The project includes software development and other activities (e.g. training, workshops or other engagements) to enhance understanding of the quality characteristics of data available via the ALA.
What is the Data Quality Project
The Data Quality Project is being led by Miles Nicholls (former ALA Data Manager) supported by ALA senior management and the development team. The project aims to:
- Improve the ways users can assess data quality or fitness-for-purpose, improve reliability of data (e.g. taxonomic names, quality of species identifications)
- Enhance ALA users’ understanding of the type of data in the ALA, and their attributes, and ways to assess fitness-for-use.
- Enhance the ALA stakeholder community’s understanding of the type and quality of data in the ALA.
- Provide clear information on what constitutes high quality data and support data providers to improve collection and curation of data.
How you can contribute to the Data Quality Project and help shape the ALA
The Data Quality Project is being run as a transparent and agile project with many opportunities for our users and stakeholders to contribute:

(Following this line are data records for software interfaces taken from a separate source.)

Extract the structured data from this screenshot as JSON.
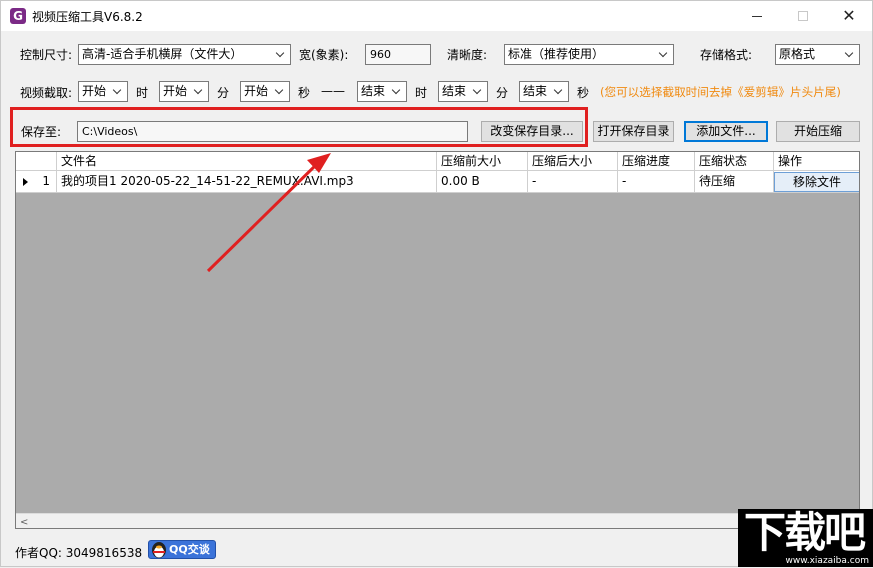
{
  "window": {
    "title": "视频压缩工具V6.8.2",
    "icon_glyph": "G",
    "controls": {
      "minimize": "—",
      "maximize": "□",
      "close": "✕"
    }
  },
  "settings": {
    "size_label": "控制尺寸:",
    "size_value": "高清-适合手机横屏（文件大）",
    "width_label": "宽(象素):",
    "width_value": "960",
    "clarity_label": "清晰度:",
    "clarity_value": "标准（推荐使用）",
    "format_label": "存储格式:",
    "format_value": "原格式"
  },
  "clip": {
    "label": "视频截取:",
    "start_hour": "开始",
    "hour_unit": "时",
    "start_min": "开始",
    "min_unit": "分",
    "start_sec": "开始",
    "sec_unit": "秒",
    "dash": "——",
    "end_hour": "结束",
    "end_hour_unit": "时",
    "end_min": "结束",
    "end_min_unit": "分",
    "end_sec": "结束",
    "end_sec_unit": "秒",
    "hint": "(您可以选择截取时间去掉《爱剪辑》片头片尾)"
  },
  "save": {
    "label": "保存至:",
    "path": "C:\\Videos\\",
    "change_dir": "改变保存目录...",
    "open_dir": "打开保存目录",
    "add_files": "添加文件...",
    "start": "开始压缩"
  },
  "table": {
    "columns": [
      "文件名",
      "压缩前大小",
      "压缩后大小",
      "压缩进度",
      "压缩状态",
      "操作"
    ],
    "rows": [
      {
        "index": "1",
        "filename": "我的项目1 2020-05-22_14-51-22_REMUX.AVI.mp3",
        "size_before": "0.00 B",
        "size_after": "-",
        "progress": "-",
        "status": "待压缩",
        "action": "移除文件"
      }
    ]
  },
  "footer": {
    "author": "作者QQ: 3049816538",
    "qq_badge": "QQ交谈"
  },
  "watermark": {
    "text": "下载吧",
    "url": "www.xiazaiba.com"
  },
  "colors": {
    "annotation": "#e02020",
    "hint": "#f08a10",
    "grid_background": "#ababab"
  }
}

- Email firstname.lastname@example.org to sign up to receive project updates and invitations to beta test
- Take our survey and help us decide priorities and shape the work in our Data Quality Project. The survey will remain open until Tuesday 10 March 2020. We greatly value your feedback.

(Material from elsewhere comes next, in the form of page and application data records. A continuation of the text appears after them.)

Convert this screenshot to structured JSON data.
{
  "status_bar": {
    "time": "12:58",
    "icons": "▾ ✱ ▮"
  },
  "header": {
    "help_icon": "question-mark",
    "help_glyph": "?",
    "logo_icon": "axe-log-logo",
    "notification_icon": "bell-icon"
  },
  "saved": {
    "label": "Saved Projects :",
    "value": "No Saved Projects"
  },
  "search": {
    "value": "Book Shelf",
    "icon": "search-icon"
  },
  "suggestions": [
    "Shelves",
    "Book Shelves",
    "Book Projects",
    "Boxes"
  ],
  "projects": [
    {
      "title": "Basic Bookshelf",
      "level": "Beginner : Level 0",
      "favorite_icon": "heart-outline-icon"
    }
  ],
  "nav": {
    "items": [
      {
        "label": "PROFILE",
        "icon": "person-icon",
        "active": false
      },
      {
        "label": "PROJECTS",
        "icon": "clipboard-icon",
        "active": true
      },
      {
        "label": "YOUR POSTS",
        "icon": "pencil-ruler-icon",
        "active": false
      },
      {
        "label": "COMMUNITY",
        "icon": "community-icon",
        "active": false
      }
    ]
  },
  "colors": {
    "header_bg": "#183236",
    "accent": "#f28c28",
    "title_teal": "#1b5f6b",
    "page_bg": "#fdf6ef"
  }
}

- Check the ALA Data Quality Project page for project updates
- View the Data Quality Project on GitHub to keep track of activities
- Use the Data Quality repository to add and comment on issues
- Follow us on Twitter
Why the ALA is focussing on data quality?
Data in the ALA is used by over 45,000 users to better understand the environment in areas such as biodiversity, conservation, biosecurity and agriculture. High quality, well annotated and well described data is essential for the community to undertake meaningful research and to inform decision-making.
Issues around data quality have been consistently raised in workshops, support enquiries and general feedback as an area for improvement in the ALA. Examples include: poor visibility of data quality attributes, confusion in regards to how to filter data, uncertainty about taxonomic and spatial accuracy of ALA data, insufficient metrics to assess whether data is fit for purpose, visibility of occurrence record metadata.
Data quality was raised as a weakness, threat and accordingly as a key opportunity in the national consultation process (read ALA Future Directions National Consultation Findings Report) .
The data quality project is a high priority strategic activity that will provide significant value to the ALA user community.
Back to ALA Newsletter February 2020